=== Begin Enclosure ===
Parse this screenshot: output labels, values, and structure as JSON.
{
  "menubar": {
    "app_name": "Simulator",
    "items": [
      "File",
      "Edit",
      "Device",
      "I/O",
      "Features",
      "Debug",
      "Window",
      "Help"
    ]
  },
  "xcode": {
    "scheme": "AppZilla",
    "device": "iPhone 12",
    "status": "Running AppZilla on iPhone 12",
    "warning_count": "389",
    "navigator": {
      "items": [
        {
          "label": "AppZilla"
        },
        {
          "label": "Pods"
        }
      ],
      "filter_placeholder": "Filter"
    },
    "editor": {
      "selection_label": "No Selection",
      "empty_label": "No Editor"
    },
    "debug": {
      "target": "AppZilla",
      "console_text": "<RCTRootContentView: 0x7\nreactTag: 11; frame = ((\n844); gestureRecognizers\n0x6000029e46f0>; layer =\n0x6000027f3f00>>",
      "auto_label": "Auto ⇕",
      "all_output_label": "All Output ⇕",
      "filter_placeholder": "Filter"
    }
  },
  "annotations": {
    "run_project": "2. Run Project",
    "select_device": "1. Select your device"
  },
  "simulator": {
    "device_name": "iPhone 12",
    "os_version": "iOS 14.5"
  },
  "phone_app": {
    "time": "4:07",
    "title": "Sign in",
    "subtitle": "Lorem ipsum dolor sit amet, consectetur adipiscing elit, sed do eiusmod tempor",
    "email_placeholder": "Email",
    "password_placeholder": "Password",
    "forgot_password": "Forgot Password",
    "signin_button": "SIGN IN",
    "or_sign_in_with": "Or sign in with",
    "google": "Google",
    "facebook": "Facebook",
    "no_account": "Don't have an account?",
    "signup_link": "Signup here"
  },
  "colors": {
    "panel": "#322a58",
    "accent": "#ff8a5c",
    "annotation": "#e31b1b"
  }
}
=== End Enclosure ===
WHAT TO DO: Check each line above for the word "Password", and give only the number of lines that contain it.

OUTPUT FOR THIS TASK: 2